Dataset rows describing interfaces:
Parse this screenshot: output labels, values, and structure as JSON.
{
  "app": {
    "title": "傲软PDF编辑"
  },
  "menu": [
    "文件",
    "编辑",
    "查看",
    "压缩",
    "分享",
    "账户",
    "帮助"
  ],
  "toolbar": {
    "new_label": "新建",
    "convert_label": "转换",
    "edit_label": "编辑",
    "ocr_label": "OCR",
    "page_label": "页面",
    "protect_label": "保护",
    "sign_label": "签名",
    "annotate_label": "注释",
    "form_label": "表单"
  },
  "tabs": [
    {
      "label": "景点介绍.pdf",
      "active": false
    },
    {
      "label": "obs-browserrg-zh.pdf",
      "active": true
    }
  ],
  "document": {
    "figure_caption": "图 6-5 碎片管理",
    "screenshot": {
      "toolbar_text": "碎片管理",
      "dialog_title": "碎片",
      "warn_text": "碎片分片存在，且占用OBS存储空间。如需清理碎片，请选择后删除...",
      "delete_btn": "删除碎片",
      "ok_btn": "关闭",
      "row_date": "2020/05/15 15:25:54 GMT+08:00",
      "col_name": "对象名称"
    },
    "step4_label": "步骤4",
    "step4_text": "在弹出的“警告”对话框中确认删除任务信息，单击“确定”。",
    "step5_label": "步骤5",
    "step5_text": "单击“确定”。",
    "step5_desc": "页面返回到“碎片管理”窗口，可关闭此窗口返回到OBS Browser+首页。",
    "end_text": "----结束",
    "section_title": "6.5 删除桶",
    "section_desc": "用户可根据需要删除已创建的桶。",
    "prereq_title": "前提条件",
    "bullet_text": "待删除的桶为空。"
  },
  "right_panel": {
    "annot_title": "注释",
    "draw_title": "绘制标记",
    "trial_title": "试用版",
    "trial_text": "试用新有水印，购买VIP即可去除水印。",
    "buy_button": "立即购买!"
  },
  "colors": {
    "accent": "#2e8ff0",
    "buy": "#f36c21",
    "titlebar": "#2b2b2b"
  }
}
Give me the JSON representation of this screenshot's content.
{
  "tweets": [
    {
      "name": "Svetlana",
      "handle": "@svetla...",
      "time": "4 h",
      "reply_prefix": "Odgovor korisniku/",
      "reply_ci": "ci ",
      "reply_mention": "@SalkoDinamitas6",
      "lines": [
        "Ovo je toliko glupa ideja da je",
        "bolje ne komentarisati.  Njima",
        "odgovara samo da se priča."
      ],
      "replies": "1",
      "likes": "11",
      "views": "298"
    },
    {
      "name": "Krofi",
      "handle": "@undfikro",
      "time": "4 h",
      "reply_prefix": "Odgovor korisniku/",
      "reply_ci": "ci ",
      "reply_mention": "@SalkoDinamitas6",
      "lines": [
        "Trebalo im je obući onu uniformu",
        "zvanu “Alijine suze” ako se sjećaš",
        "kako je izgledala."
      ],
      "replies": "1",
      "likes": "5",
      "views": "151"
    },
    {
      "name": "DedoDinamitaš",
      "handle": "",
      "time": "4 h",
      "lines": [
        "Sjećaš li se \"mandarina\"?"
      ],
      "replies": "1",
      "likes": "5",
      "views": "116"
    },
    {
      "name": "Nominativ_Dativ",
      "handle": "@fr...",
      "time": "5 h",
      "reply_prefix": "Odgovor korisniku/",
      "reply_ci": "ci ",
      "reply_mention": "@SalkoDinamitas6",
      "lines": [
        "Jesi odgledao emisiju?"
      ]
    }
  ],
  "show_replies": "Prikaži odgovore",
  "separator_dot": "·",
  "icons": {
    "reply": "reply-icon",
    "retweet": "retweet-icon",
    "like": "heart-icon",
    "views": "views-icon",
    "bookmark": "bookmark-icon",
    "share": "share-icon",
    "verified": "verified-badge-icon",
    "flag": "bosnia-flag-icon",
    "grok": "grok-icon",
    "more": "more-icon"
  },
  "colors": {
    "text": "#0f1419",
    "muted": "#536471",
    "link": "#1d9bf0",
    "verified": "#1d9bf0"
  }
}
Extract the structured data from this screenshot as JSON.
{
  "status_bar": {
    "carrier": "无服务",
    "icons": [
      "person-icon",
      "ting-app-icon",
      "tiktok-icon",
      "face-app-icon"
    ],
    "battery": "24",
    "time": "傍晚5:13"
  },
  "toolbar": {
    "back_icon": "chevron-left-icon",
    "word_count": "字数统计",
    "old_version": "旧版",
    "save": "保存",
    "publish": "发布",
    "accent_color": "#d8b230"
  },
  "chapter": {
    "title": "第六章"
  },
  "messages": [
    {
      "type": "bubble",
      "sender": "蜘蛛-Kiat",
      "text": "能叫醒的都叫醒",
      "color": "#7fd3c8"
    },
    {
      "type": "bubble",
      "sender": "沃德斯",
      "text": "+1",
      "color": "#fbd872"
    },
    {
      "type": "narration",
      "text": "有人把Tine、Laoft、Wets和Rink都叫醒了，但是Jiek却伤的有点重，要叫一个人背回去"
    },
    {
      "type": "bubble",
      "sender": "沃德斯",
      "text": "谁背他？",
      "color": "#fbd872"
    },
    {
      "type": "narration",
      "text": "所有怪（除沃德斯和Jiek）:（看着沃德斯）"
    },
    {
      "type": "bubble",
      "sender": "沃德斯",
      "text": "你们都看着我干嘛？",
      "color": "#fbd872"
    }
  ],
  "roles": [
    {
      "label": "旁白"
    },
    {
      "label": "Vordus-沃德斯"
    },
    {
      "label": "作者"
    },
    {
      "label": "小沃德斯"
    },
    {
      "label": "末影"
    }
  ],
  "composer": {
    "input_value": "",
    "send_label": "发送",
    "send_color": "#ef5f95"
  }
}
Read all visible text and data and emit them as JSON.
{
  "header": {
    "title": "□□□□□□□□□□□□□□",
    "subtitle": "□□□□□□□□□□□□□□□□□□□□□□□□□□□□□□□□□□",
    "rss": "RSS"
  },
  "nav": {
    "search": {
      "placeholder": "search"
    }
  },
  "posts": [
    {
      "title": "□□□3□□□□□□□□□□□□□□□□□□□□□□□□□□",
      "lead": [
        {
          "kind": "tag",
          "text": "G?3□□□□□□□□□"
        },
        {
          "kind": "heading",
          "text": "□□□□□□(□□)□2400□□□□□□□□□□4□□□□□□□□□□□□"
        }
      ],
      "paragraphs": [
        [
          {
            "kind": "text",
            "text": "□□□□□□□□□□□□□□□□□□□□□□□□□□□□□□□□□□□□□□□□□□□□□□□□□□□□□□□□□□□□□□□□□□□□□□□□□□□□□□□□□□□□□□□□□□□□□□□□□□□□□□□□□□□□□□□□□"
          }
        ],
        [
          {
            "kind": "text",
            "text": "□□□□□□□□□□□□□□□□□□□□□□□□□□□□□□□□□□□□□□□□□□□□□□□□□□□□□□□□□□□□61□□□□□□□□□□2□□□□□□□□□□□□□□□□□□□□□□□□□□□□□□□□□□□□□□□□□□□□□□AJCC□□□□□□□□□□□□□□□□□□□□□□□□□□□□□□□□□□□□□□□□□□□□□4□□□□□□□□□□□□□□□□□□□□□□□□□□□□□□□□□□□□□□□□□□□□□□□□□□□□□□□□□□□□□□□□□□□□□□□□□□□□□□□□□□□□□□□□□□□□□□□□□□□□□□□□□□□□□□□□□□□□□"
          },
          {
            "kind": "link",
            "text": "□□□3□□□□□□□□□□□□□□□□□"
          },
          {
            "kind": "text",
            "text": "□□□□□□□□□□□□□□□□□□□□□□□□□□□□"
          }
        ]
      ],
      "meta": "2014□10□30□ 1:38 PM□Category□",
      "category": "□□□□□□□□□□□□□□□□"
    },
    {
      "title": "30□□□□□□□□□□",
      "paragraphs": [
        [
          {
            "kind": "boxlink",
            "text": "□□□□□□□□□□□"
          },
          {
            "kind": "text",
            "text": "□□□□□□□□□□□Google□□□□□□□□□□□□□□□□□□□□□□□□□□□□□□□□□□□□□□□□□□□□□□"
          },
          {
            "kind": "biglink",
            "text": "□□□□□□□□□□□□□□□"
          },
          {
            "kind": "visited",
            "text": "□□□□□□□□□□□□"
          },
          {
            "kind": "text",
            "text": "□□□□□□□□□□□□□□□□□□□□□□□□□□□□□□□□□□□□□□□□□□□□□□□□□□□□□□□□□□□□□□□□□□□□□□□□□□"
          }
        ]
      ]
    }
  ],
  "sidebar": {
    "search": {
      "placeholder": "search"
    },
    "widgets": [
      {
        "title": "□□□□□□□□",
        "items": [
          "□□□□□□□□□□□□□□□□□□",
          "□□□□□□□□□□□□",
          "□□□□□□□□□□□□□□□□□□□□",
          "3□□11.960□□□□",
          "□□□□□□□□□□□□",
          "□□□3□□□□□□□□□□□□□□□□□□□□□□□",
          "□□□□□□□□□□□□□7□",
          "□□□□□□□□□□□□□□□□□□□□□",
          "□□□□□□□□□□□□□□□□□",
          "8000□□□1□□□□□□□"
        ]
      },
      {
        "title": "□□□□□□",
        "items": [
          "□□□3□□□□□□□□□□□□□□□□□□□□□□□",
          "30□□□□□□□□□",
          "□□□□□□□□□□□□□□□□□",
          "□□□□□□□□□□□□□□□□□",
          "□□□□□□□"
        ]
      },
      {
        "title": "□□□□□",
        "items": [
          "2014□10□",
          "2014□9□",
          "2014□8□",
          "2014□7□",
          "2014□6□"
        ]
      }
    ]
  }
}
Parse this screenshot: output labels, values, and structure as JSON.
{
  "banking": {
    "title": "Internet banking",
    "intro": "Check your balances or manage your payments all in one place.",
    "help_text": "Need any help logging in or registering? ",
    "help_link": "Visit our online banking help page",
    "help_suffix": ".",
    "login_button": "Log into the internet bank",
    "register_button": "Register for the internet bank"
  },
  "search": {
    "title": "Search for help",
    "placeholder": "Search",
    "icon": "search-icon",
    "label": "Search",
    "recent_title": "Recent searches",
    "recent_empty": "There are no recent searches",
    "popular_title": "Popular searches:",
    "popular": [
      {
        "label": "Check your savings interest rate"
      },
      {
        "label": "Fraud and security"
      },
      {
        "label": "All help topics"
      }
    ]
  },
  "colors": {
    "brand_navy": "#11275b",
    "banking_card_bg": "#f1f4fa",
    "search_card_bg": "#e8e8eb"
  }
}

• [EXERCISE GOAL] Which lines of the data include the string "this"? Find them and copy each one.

• [THE COMPLETED TASK]
Parse this screenshot: output labels, values, and structure as JSON.
Give me the JSON representation of this screenshot's content.
Extract the structured data from this screenshot as JSON.
Parse this screenshot: output labels, values, and structure as JSON.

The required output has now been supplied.